In a study of the value of long-term follow-up after treatment of basal cell carcinoma, new skin cancers were found in 20% of patients examined during a one-year period. The majority of these new skin cancers were unsuspected by the patient. The risk of developing a new skin cancer was directly related to the number of previous basal cell carcinomas. While 20% of the entire group developed new skin cancers, 41% of those who had two or more previous skin cancers developed a new lesion, and of those having had three or more previous carcinomas, 56% developed skin cancers. The author believes that long-term follow-up for skin cancer patients is indicated to detect new tumors, and urges that all patients having had two or more previous basal cell carcinomas be followed up indefinitely.
Epstein E. Value of Follow-Up After Treatment of Basal Cell Carcinoma.
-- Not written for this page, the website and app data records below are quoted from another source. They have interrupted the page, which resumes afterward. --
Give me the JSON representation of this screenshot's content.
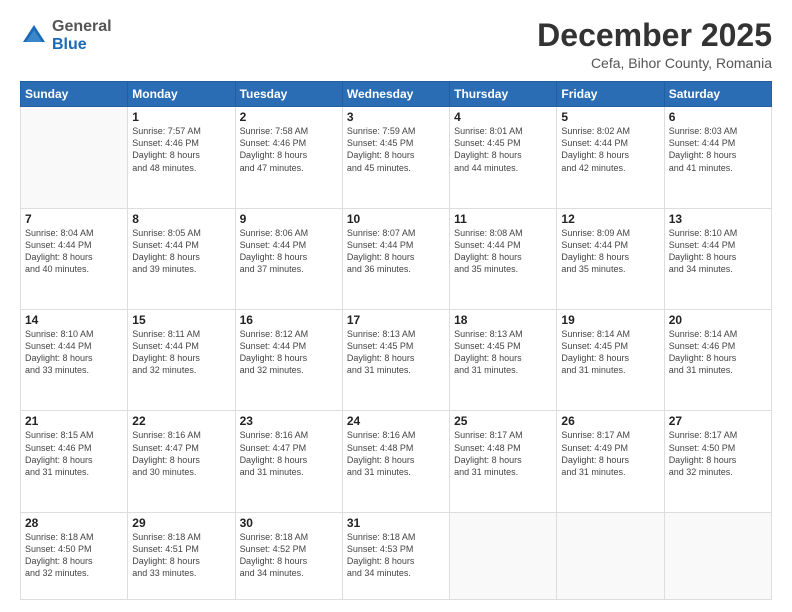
{
  "logo": {
    "general": "General",
    "blue": "Blue"
  },
  "header": {
    "month_title": "December 2025",
    "location": "Cefa, Bihor County, Romania"
  },
  "days_of_week": [
    "Sunday",
    "Monday",
    "Tuesday",
    "Wednesday",
    "Thursday",
    "Friday",
    "Saturday"
  ],
  "weeks": [
    [
      {
        "day": "",
        "info": ""
      },
      {
        "day": "1",
        "info": "Sunrise: 7:57 AM\nSunset: 4:46 PM\nDaylight: 8 hours\nand 48 minutes."
      },
      {
        "day": "2",
        "info": "Sunrise: 7:58 AM\nSunset: 4:46 PM\nDaylight: 8 hours\nand 47 minutes."
      },
      {
        "day": "3",
        "info": "Sunrise: 7:59 AM\nSunset: 4:45 PM\nDaylight: 8 hours\nand 45 minutes."
      },
      {
        "day": "4",
        "info": "Sunrise: 8:01 AM\nSunset: 4:45 PM\nDaylight: 8 hours\nand 44 minutes."
      },
      {
        "day": "5",
        "info": "Sunrise: 8:02 AM\nSunset: 4:44 PM\nDaylight: 8 hours\nand 42 minutes."
      },
      {
        "day": "6",
        "info": "Sunrise: 8:03 AM\nSunset: 4:44 PM\nDaylight: 8 hours\nand 41 minutes."
      }
    ],
    [
      {
        "day": "7",
        "info": "Sunrise: 8:04 AM\nSunset: 4:44 PM\nDaylight: 8 hours\nand 40 minutes."
      },
      {
        "day": "8",
        "info": "Sunrise: 8:05 AM\nSunset: 4:44 PM\nDaylight: 8 hours\nand 39 minutes."
      },
      {
        "day": "9",
        "info": "Sunrise: 8:06 AM\nSunset: 4:44 PM\nDaylight: 8 hours\nand 37 minutes."
      },
      {
        "day": "10",
        "info": "Sunrise: 8:07 AM\nSunset: 4:44 PM\nDaylight: 8 hours\nand 36 minutes."
      },
      {
        "day": "11",
        "info": "Sunrise: 8:08 AM\nSunset: 4:44 PM\nDaylight: 8 hours\nand 35 minutes."
      },
      {
        "day": "12",
        "info": "Sunrise: 8:09 AM\nSunset: 4:44 PM\nDaylight: 8 hours\nand 35 minutes."
      },
      {
        "day": "13",
        "info": "Sunrise: 8:10 AM\nSunset: 4:44 PM\nDaylight: 8 hours\nand 34 minutes."
      }
    ],
    [
      {
        "day": "14",
        "info": "Sunrise: 8:10 AM\nSunset: 4:44 PM\nDaylight: 8 hours\nand 33 minutes."
      },
      {
        "day": "15",
        "info": "Sunrise: 8:11 AM\nSunset: 4:44 PM\nDaylight: 8 hours\nand 32 minutes."
      },
      {
        "day": "16",
        "info": "Sunrise: 8:12 AM\nSunset: 4:44 PM\nDaylight: 8 hours\nand 32 minutes."
      },
      {
        "day": "17",
        "info": "Sunrise: 8:13 AM\nSunset: 4:45 PM\nDaylight: 8 hours\nand 31 minutes."
      },
      {
        "day": "18",
        "info": "Sunrise: 8:13 AM\nSunset: 4:45 PM\nDaylight: 8 hours\nand 31 minutes."
      },
      {
        "day": "19",
        "info": "Sunrise: 8:14 AM\nSunset: 4:45 PM\nDaylight: 8 hours\nand 31 minutes."
      },
      {
        "day": "20",
        "info": "Sunrise: 8:14 AM\nSunset: 4:46 PM\nDaylight: 8 hours\nand 31 minutes."
      }
    ],
    [
      {
        "day": "21",
        "info": "Sunrise: 8:15 AM\nSunset: 4:46 PM\nDaylight: 8 hours\nand 31 minutes."
      },
      {
        "day": "22",
        "info": "Sunrise: 8:16 AM\nSunset: 4:47 PM\nDaylight: 8 hours\nand 30 minutes."
      },
      {
        "day": "23",
        "info": "Sunrise: 8:16 AM\nSunset: 4:47 PM\nDaylight: 8 hours\nand 31 minutes."
      },
      {
        "day": "24",
        "info": "Sunrise: 8:16 AM\nSunset: 4:48 PM\nDaylight: 8 hours\nand 31 minutes."
      },
      {
        "day": "25",
        "info": "Sunrise: 8:17 AM\nSunset: 4:48 PM\nDaylight: 8 hours\nand 31 minutes."
      },
      {
        "day": "26",
        "info": "Sunrise: 8:17 AM\nSunset: 4:49 PM\nDaylight: 8 hours\nand 31 minutes."
      },
      {
        "day": "27",
        "info": "Sunrise: 8:17 AM\nSunset: 4:50 PM\nDaylight: 8 hours\nand 32 minutes."
      }
    ],
    [
      {
        "day": "28",
        "info": "Sunrise: 8:18 AM\nSunset: 4:50 PM\nDaylight: 8 hours\nand 32 minutes."
      },
      {
        "day": "29",
        "info": "Sunrise: 8:18 AM\nSunset: 4:51 PM\nDaylight: 8 hours\nand 33 minutes."
      },
      {
        "day": "30",
        "info": "Sunrise: 8:18 AM\nSunset: 4:52 PM\nDaylight: 8 hours\nand 34 minutes."
      },
      {
        "day": "31",
        "info": "Sunrise: 8:18 AM\nSunset: 4:53 PM\nDaylight: 8 hours\nand 34 minutes."
      },
      {
        "day": "",
        "info": ""
      },
      {
        "day": "",
        "info": ""
      },
      {
        "day": "",
        "info": ""
      }
    ]
  ]
}
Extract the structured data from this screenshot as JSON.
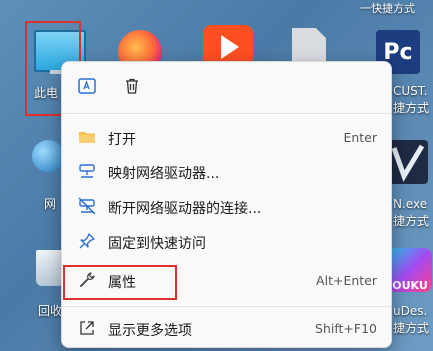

Arch Dermatol. 1973;108(6):798-800. doi:10.1001/archderm.1973.01620270024004